Before one gets carried away with the dizzying prospects of eSports, it should be noted that in terms of revenue, the market still lags far behind conventional sport. In 2016, it is reported that European football will generate US$30 billion in revenue, while the National Football League in the US is expected to generate US$11 billion; eSports makes a mere fraction of those figures. One might also consider the challenges of investing in an eSports team or in eSports players – unlike in traditional sport, newer games or updated versions are being released frequently, displacing the popularity of older games and with them the dominance of certain teams or players. Constantly building successful teams, maintaining a steady market share, and securing longer and more lucrative commercial deals are therefore extremely challenging. Whether the eSports market will grow to become as popular as today's mainstream sport is also unclear – unlike a conventional sport which is fairly easy for a casual observer to understand and gain an interest in, eSports tend to be more difficult to explain and can be overwhelming to a newcomer.

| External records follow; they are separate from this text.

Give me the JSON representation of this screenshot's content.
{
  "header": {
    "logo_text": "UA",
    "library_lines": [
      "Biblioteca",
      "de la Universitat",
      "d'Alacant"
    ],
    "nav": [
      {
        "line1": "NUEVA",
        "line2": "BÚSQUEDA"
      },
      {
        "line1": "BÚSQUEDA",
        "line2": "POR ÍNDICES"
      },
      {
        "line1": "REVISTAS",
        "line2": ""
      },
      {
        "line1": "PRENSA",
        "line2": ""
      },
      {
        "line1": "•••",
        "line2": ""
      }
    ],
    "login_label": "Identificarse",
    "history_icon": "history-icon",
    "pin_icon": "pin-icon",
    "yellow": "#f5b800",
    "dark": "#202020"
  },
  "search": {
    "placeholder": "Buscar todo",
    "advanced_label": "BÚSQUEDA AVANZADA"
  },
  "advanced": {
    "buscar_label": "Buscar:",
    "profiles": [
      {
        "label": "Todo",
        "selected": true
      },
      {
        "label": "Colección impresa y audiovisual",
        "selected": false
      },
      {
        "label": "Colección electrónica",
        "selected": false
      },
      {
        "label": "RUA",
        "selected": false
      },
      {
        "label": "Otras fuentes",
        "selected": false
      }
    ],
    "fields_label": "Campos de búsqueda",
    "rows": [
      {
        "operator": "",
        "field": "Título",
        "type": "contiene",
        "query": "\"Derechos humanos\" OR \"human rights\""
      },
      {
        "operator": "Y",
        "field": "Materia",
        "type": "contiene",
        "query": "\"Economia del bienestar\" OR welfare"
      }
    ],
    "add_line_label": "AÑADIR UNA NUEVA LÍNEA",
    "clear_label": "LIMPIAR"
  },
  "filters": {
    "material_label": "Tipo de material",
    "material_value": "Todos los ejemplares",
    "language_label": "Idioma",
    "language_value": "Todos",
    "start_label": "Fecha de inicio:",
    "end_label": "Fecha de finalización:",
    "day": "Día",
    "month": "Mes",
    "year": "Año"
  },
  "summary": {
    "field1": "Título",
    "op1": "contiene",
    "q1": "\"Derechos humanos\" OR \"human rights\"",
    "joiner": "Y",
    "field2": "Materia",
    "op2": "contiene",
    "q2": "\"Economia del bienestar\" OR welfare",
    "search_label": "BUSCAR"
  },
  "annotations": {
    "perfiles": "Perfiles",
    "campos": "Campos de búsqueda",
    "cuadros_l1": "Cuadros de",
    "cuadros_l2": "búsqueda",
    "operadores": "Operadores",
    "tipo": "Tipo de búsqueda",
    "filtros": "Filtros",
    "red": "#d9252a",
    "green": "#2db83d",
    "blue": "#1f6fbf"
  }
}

M&A in eSports

With eSports' popularity on the rise, growth opportunities have quite naturally translated to M&A activity. In August 2014, Amazon acquired Twitch, an online streaming media platform that is hugely popular among spectators of eSports, for US$970 million. In July 2015, Swedish media company Modern Times Group purchased a 74% stake in ESL, the oldest eSports company in the world, for US$87 million. In March 2016, Singapore eGaming and eCommerce company Garena raised US$170 million in a fundraising round led by Malaysia's state investment arm, Khazanah Nasional Bhd, valuing the company at around US$3.75 billion. Notably, Garena has partnerships with game developers including Riot Games and Electronic Arts, and exclusively distributes game titles such as League of Legends and Heroes of Newerth.

For football clubs, technology companies or the bold investor looking for the next big thing, eSports looks like a fairly interesting bet. With eSports still in a relatively early stage of growth, an early mover's advantage might just pay a healthy dividend in the long term.

This article was co-authored by Christopher Kang, who is an Associate at Holborn Law LLC, which is an independent Singapore law practice that works in association with Olswang Asia.